Without fail, there’s always one issue that dominates much of the discussion during the Utah Legislature’s annual session: public education. This year, issues like reforming teacher contracts, dramatically changing how education dollars are spent and the Common Core standards adopted by the State Board of Education have been debated in the House and Senate. So what does Utah’s top education official think of all this, with just two days left in the session? Jeff Robinson sat down with State Superintendent Larry Shumway at his office in Salt Lake City.
On Sunday, Division of Wildlife Resources personnel spotted what appeared to be four wolves while performing coyote control from a helicopter in the mountains east of Springville in Utah County. Now the division must determine if the animals are wolves or wolf-dog hybrids before deciding a course of action. Eric Ray spoke with DWR Wildlife Section Chief Kevin Bunnell, who says finding the predators wasn’t a great surprise.
Some welfare recipients may be required to undergo drug tests to qualify for benefits under a bill that has passed the house. Republican Representative Brad Wilson of Kaysville explained last week that anyone who fails a drug test could enroll in a treatment program to avoid losing their benefits. Mackinzie Hamilton has more about the bill.
March is National Women's History Month, and the 2012 theme is Women's Education, Women's Empowerment. In the first of our series on this theme in Utah, we hear from Susan Madsen, Director of the Utah Women & Education Project and professor at Utah Valley University. Findings from her recent studies explain why women in Utah graduate 6% less than men. While they enter college at the national level, they graduate at a much lower rate.
More information about the Utah Women and Education Project at http://www.uvu.edu/wep/.
A Utah author and researcher has been given a rare vegetable seed from the U.S. government in an effort to prevent further loss of thousands of years of seed heritage. Caleb Warnock planted his very rare onion seeds today in a garden behind his home in Alpine, Utah.

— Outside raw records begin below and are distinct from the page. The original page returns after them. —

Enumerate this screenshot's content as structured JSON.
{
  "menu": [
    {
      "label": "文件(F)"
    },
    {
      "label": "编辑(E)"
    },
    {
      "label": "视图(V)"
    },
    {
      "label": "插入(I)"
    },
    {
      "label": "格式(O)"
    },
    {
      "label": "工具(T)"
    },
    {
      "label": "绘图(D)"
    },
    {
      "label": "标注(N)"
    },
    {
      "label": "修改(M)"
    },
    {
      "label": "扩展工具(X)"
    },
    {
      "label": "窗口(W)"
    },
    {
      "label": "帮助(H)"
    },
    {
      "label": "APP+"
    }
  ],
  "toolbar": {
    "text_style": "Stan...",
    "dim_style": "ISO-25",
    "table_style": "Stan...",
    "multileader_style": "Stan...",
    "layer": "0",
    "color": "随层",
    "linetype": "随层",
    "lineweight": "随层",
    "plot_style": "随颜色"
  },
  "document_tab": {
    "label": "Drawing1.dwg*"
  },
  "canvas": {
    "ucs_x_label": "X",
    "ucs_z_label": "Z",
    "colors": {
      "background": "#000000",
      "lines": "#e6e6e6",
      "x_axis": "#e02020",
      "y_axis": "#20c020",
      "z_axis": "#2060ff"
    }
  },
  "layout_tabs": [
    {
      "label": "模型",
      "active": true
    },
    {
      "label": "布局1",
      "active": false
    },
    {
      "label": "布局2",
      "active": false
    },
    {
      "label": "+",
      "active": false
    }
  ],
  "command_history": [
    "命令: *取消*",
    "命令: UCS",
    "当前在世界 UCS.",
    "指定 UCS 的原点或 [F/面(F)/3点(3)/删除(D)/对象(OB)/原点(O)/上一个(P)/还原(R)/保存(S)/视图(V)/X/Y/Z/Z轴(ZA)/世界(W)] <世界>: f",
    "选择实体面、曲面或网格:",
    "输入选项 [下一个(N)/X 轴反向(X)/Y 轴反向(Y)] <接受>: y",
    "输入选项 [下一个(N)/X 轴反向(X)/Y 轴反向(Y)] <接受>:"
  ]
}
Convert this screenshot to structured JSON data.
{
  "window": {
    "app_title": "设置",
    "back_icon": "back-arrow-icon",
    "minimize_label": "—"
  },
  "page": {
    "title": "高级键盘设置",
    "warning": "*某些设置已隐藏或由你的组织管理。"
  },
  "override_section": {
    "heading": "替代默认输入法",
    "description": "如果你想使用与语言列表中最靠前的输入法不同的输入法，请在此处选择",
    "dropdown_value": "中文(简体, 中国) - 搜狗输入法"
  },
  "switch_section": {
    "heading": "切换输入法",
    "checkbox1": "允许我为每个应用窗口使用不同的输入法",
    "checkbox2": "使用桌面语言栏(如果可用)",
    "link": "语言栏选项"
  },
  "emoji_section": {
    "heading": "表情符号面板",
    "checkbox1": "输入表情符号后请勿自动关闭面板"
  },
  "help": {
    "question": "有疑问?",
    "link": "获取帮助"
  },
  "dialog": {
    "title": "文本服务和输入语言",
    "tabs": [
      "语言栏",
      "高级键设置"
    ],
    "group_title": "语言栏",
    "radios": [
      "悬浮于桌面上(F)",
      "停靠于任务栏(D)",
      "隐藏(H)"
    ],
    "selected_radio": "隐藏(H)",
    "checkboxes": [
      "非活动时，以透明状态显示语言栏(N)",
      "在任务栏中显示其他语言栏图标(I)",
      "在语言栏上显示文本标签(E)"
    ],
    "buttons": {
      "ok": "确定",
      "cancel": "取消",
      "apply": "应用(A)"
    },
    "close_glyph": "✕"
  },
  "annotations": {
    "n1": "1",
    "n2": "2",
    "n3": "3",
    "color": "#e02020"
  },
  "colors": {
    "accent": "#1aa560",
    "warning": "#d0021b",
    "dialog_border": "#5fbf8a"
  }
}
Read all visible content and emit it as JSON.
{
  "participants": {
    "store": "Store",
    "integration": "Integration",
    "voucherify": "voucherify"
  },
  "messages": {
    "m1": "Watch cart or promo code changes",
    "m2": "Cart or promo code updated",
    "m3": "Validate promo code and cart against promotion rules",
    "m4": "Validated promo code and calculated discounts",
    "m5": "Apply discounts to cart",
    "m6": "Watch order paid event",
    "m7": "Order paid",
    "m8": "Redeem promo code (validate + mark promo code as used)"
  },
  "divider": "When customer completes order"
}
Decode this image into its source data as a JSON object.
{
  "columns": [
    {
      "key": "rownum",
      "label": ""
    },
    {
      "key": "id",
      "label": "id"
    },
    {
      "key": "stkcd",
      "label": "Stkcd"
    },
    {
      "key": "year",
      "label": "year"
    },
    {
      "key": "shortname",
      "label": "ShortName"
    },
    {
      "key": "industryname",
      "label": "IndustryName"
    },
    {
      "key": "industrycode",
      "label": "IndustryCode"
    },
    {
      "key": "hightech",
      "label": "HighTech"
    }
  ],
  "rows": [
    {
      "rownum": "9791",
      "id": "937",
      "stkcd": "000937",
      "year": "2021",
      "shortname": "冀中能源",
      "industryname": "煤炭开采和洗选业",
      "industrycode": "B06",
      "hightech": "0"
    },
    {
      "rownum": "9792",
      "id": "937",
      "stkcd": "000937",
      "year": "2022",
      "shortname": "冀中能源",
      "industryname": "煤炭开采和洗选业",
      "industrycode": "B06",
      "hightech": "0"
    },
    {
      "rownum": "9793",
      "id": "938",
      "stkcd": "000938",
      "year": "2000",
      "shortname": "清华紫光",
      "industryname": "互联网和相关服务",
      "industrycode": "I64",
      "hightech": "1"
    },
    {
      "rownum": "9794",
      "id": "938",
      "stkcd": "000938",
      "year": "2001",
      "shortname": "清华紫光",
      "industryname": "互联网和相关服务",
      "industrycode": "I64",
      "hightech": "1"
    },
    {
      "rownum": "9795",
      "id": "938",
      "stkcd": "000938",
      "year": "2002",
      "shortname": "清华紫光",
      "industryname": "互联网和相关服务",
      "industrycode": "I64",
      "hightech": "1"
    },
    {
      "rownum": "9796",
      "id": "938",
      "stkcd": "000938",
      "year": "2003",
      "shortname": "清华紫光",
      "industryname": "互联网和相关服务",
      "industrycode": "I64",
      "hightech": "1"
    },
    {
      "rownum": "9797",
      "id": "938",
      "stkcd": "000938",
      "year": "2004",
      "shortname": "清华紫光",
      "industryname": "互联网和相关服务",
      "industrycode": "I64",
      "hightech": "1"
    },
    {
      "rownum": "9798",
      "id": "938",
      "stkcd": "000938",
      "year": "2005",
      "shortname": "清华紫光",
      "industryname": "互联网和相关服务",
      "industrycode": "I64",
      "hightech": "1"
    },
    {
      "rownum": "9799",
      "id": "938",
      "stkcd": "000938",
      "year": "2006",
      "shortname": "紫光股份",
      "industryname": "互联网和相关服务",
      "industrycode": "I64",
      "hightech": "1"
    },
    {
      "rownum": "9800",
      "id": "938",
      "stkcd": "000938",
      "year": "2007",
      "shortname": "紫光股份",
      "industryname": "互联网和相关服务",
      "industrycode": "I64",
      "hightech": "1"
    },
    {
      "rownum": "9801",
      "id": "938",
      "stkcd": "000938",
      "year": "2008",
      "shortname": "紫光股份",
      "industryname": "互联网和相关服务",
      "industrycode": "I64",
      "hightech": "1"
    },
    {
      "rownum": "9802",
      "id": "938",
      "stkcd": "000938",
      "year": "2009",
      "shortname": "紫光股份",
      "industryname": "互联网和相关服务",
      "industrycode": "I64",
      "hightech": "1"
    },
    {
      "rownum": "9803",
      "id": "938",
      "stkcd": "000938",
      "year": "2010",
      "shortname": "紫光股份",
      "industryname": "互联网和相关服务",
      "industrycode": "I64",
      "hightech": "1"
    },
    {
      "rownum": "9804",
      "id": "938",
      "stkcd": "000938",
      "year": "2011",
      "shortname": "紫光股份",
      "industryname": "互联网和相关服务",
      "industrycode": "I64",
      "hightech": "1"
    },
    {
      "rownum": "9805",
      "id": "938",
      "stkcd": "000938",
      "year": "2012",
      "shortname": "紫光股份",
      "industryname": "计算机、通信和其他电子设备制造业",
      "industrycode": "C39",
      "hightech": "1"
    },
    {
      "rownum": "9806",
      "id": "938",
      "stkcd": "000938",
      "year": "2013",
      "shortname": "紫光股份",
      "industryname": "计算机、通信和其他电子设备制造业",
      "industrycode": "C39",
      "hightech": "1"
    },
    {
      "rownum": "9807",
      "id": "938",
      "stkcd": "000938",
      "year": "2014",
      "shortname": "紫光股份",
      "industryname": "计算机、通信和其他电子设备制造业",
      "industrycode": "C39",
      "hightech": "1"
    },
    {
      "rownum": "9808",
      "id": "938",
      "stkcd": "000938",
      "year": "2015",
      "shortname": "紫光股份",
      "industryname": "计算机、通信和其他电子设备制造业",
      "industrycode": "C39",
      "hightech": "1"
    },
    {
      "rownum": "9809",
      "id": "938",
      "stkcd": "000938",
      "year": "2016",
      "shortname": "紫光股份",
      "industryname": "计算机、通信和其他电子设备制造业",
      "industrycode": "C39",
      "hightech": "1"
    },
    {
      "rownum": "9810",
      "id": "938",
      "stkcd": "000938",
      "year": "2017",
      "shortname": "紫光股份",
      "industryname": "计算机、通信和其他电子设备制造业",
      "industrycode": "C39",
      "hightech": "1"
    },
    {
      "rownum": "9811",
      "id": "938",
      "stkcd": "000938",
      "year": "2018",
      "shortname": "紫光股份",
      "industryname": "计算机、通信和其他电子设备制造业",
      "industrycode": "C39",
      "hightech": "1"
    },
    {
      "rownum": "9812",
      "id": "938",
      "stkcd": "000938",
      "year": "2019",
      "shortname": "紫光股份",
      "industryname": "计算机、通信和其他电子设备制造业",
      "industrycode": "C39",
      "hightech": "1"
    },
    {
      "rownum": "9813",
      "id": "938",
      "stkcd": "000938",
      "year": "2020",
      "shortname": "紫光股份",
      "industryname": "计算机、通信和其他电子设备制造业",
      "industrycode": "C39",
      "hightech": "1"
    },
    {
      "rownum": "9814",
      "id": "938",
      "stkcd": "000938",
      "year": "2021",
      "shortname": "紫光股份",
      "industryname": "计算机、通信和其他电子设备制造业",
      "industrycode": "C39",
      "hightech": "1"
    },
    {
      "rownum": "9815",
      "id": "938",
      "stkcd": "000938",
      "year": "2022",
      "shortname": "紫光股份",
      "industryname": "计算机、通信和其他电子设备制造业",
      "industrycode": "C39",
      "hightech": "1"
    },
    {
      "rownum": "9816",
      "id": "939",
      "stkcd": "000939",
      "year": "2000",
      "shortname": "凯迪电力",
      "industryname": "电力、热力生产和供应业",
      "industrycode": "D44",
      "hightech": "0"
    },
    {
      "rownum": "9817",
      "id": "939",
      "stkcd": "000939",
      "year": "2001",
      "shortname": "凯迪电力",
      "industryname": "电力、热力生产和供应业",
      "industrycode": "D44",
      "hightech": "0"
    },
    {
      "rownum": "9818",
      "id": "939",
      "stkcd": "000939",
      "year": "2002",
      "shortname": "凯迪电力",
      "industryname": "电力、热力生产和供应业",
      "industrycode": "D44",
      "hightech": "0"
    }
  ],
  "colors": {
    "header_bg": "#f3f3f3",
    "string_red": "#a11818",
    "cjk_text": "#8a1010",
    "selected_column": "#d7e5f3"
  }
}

Free college credit for qualifying high school students may be a thing of the past. Concurrent enrollment courses, which are available at most high schools across the state, are seeing large budget cuts, and one lawmaker says the solution is to start charging students who want to receive the credit. KCPW’s Jessica Gail reports on what critics are saying about the measure.